The rebel leader also renewed his call for withdrawal of the Ugandan People’s Defence Forces (UPDF) and other non-South Sudanese armed groups allied to Kiir’s regime.
He said there are seven different foreign forces or armed groups in South Sudan allied to the government and fight against the rebels.
In his last week’s remarks to the media, president Kiir claimed that his former deputy, Machar, allegedly brought the Ugandan troops into South Sudan. He also accused the former Unity state governor, Taban Deng Gai, who leads the rebel group’s delegation at the Addis Ababa peace talks, of allegedly bringing into South Sudan the Sudanese rebels such as the Justice and Equality Movement (JEM).
Machar, however, dismissed the claims, saying the president’s “mind boggling” remark was an attempt to “evade responsibility.”
He argued as vice president then, he and the Unity state’s governor by then had no authority to bring foreign army or rebel groups into the country without the approval from the government and the president, adding that the president would have raised a motion against them if that was true.
The rebel leader further challenged that it wouldn’t make sense for the UPDF and JEM to ally with president Kiir and fight against his group if he was the one who brought them to South Sudan.
He accused Kiir of allegedly deploying the UPDF forces on 13 December, two days before the violence erupted on 15 December 2013, saying the action suggested that the crisis was premeditated.
The rebel group has recently renewed their demand that the foreign forces withdraw before they could sign a matrix on the cessation of hostilities agreement.
Uganda says it will only withdraw its troops unless a regional force is deployed to South Sudan to replace its army.
Rebels have, however, rejected the deployment of a separate deterrent force by the IGAD regional body, saying it would behave like the UPDF by siding with the government to deter their forces, but said they would accept such a deployment if it will strictly be part of the current United Nations peacekeeping operations in the country.

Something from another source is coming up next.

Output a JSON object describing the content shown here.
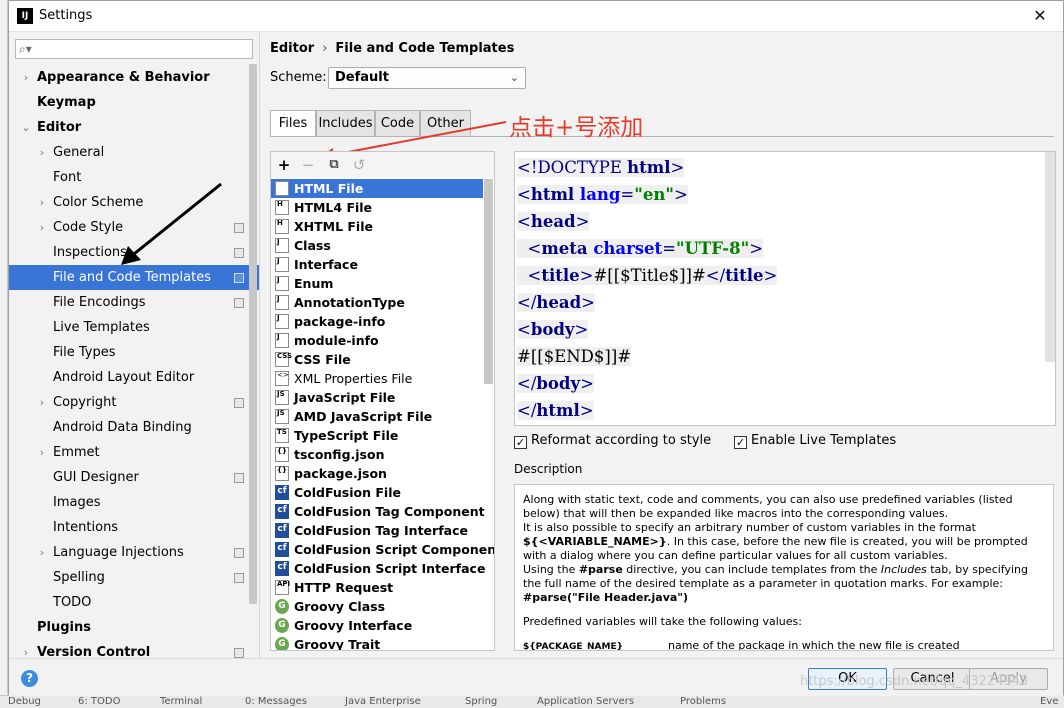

A total of 2,500 regional force contributed from Ethiopia, Kenya and Rwanda is expected to be deployed to South Sudan by the end of June, but will likely be placed under the command of the United Nations Mission in South Sudan (UNMISS), according to a proposal on a resolution to be adopted by the UN Security Council in New York.